Still other projects simply make use of sophisticated technology—sometimes for very unsophisticated purposes. For instance, Rayner Loi of Singapore and his company, Lumitics, have developed a smart garbage can. Using weight sensors, cameras and AI technology, it helps food service workers figure out how much avoidable waste they’re generating. Customers include Hyatt, Singapore Airlines and Etihad Airways. 

My favorite use of technology is probably from Aliaa Ismail of Egypt who is using large-scale 3D scanners to create replicas of our most fragile heritage sites—such as the Valley of the Kings and the Tomb of Seti I. The replicas will help researchers better document and preserve these sites, while giving all of us an opportunity to gain virtual access to them. How cool is that! 

Professional project leaders are also among the Future 50. Alcides Cabral, founder and former president of the PMI Angola Chapter, is helping a new generation of project leaders deliver social impact in Africa. And Min Jiaang in China has used her position with the China State Construction E-Commerce Company to improve project management practices, train and support project managers and promote a culture of excellence in China’s construction industry.  

We even have sports figures and celebrities on the list. There’s Naomi Osaka, the four-time Grand Slam singles tennis champion from Japan whose Play Academy is helping girls get more involved in sports. And Bismark Biyombo, the National Basketball Association star, whose foundation has spearheaded multiple social impact projects—including building a hospital in his home country, the Democratic Republic of Congo. 

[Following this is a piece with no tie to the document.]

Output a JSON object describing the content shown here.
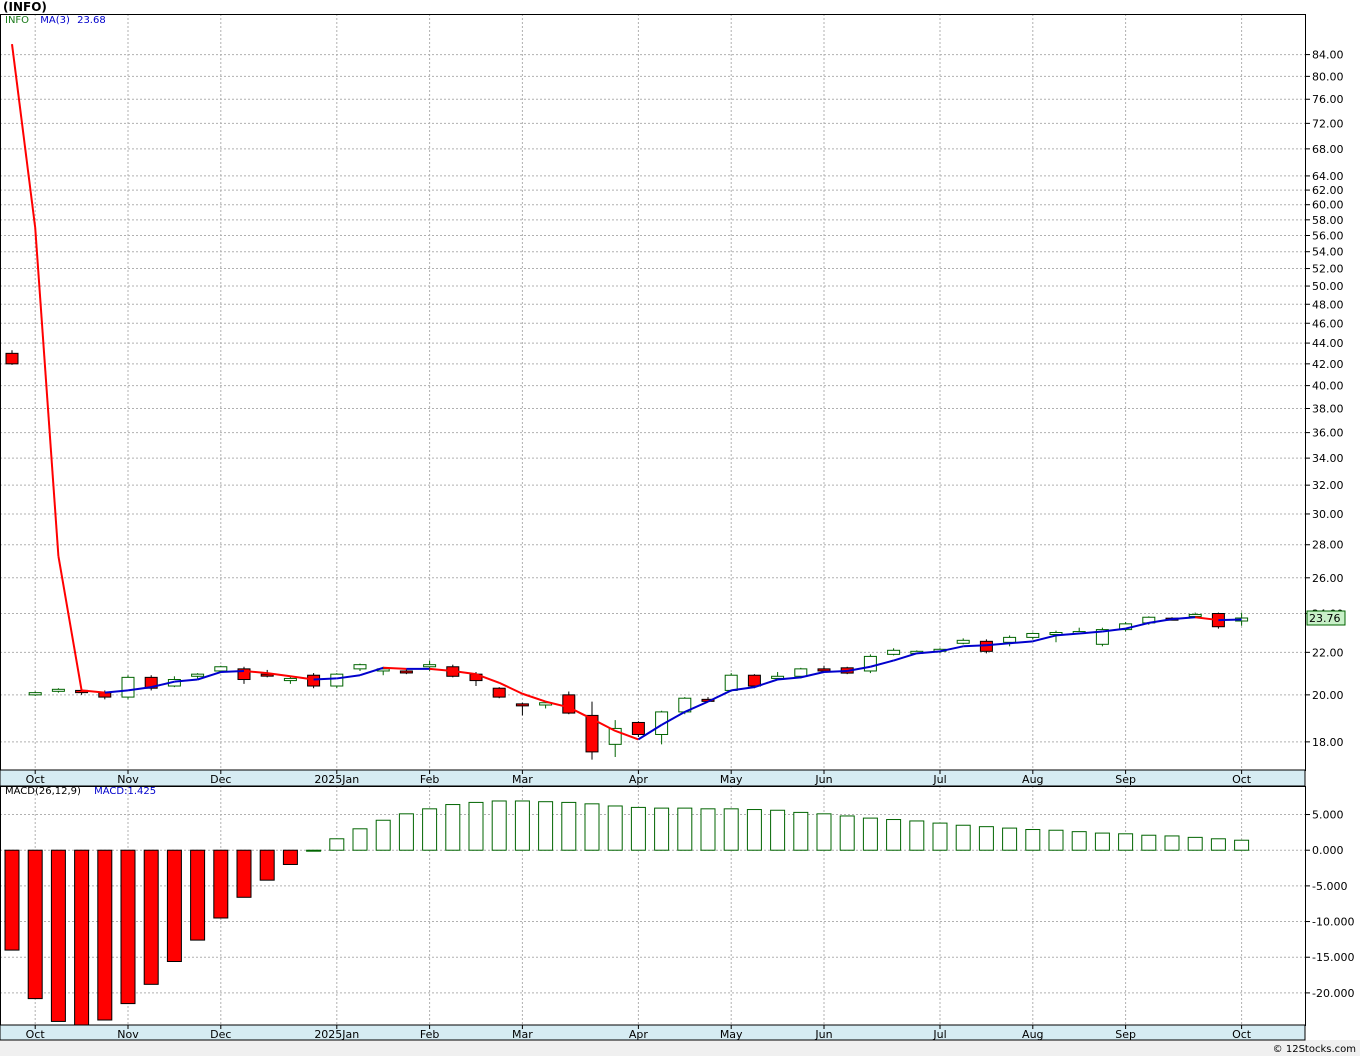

Lovers of Wordle, the hot web-based word game, will be happy to know that its developer, Welsh software engineer Josh Wardle, is on the list. So is artist and self-proclaimed “musical weirdo and visionary,” Beatie Wolfe, who released the world’s first 360-degree AR livestream and more recently projected her artwork onto a 3,000-seat venue in Glasgow to visualize rising levels of carbon dioxide in the atmosphere. 

Then there are Future 50 leaders engaged in projects ripped straight from the headlines. Hamilton Bennett, for example, led the team that developed Moderna’s COVID-19 vaccine. And Zoya Lytvyn’s educational nonprofit, Osvitoria, helped launch Ukraine’s first virtual platform for distance learning—now serving nearly 400,000 students either in Ukraine or living as refugees outside the country. 

I came away from reviewing this year’s Future 50 list a little awe struck—not just by the ingenuity and resourcefulness of the honorees but by the power of projects to transform our world. And our Future 50 honorees are paving the way. 

Michael DePrisco Michael DePrisco

As Chief Operating Officer (COO), Michael (Mike) DePrisco provides executive leadership to the Global Operations Group, supporting more than 1.4M active certification holders, 680,000 members, and 300 chapters from over 200 countries. He is responsible for the Product Portfolio, EPMO, Culture & Change Management, Digital Group, and Customer Care teams. His team's focus is on excellence in the execution of all major change initiatives at the Institute, digital product delivery and customer support, and optimization of ways of working, culture and change management.